#### [TASK DESCRIPTION]
Line by line, give the data again exactly as it appears.

#### [DATA FOR REVIEW]
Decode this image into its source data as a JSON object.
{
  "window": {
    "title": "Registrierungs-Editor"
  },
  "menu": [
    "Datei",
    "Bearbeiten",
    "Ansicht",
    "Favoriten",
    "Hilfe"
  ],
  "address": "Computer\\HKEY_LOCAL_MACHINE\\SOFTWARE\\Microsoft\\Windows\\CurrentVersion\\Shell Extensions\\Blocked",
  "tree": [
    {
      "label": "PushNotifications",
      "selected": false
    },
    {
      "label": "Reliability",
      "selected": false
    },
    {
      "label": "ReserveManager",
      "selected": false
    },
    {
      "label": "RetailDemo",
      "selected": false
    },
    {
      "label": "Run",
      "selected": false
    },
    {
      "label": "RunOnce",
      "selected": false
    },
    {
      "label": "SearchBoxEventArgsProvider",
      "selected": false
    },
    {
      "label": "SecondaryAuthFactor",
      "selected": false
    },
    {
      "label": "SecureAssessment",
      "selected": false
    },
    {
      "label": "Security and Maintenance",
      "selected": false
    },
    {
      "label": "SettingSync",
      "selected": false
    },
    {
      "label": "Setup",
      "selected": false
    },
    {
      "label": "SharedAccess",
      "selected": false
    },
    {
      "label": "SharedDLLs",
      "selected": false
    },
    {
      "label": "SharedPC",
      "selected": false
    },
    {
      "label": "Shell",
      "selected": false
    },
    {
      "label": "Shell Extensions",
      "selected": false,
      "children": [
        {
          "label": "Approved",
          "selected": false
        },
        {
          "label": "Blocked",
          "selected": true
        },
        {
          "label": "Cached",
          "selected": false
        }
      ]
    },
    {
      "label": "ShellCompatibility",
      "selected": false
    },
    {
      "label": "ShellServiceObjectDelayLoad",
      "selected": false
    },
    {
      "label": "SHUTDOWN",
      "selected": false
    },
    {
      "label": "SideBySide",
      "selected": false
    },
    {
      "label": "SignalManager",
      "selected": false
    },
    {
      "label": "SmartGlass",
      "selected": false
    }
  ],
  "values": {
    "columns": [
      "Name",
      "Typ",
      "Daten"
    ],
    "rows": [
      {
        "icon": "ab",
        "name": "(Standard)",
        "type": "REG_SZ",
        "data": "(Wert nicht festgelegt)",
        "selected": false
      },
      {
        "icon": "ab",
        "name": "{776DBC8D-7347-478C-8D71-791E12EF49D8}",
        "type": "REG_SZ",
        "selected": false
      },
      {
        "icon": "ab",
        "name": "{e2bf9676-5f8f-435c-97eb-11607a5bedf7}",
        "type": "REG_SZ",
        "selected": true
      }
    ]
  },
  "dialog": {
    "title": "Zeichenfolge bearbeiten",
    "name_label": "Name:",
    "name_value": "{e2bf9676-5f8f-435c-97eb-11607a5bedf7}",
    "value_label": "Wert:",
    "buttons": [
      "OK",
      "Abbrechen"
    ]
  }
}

#### [YOUR SOLUTION]
Decode this image into its source data as a JSON object.
{
  "window": {
    "title": "Registrierungs-Editor"
  },
  "menu": [
    "Datei",
    "Bearbeiten",
    "Ansicht",
    "Favoriten",
    "Hilfe"
  ],
  "address": "Computer\\HKEY_LOCAL_MACHINE\\SOFTWARE\\Microsoft\\Windows\\CurrentVersion\\Shell Extensions\\Blocked",
  "tree": [
    {
      "label": "PushNotifications",
      "selected": false
    },
    {
      "label": "Reliability",
      "selected": false
    },
    {
      "label": "ReserveManager",
      "selected": false
    },
    {
      "label": "RetailDemo",
      "selected": false
    },
    {
      "label": "Run",
      "selected": false
    },
    {
      "label": "RunOnce",
      "selected": false
    },
    {
      "label": "SearchBoxEventArgsProvider",
      "selected": false
    },
    {
      "label": "SecondaryAuthFactor",
      "selected": false
    },
    {
      "label": "SecureAssessment",
      "selected": false
    },
    {
      "label": "Security and Maintenance",
      "selected": false
    },
    {
      "label": "SettingSync",
      "selected": false
    },
    {
      "label": "Setup",
      "selected": false
    },
    {
      "label": "SharedAccess",
      "selected": false
    },
    {
      "label": "SharedDLLs",
      "selected": false
    },
    {
      "label": "SharedPC",
      "selected": false
    },
    {
      "label": "Shell",
      "selected": false
    },
    {
      "label": "Shell Extensions",
      "selected": false,
      "children": [
        {
          "label": "Approved",
          "selected": false
        },
        {
          "label": "Blocked",
          "selected": true
        },
        {
          "label": "Cached",
          "selected": false
        }
      ]
    },
    {
      "label": "ShellCompatibility",
      "selected": false
    },
    {
      "label": "ShellServiceObjectDelayLoad",
      "selected": false
    },
    {
      "label": "SHUTDOWN",
      "selected": false
    },
    {
      "label": "SideBySide",
      "selected": false
    },
    {
      "label": "SignalManager",
      "selected": false
    },
    {
      "label": "SmartGlass",
      "selected": false
    }
  ],
  "values": {
    "columns": [
      "Name",
      "Typ",
      "Daten"
    ],
    "rows": [
      {
        "icon": "ab",
        "name": "(Standard)",
        "type": "REG_SZ",
        "data": "(Wert nicht festgelegt)",
        "selected": false
      },
      {
        "icon": "ab",
        "name": "{776DBC8D-7347-478C-8D71-791E12EF49D8}",
        "type": "REG_SZ",
        "selected": false
      },
      {
        "icon": "ab",
        "name": "{e2bf9676-5f8f-435c-97eb-11607a5bedf7}",
        "type": "REG_SZ",
        "selected": true
      }
    ]
  },
  "dialog": {
    "title": "Zeichenfolge bearbeiten",
    "name_label": "Name:",
    "name_value": "{e2bf9676-5f8f-435c-97eb-11607a5bedf7}",
    "value_label": "Wert:",
    "buttons": [
      "OK",
      "Abbrechen"
    ]
  }
}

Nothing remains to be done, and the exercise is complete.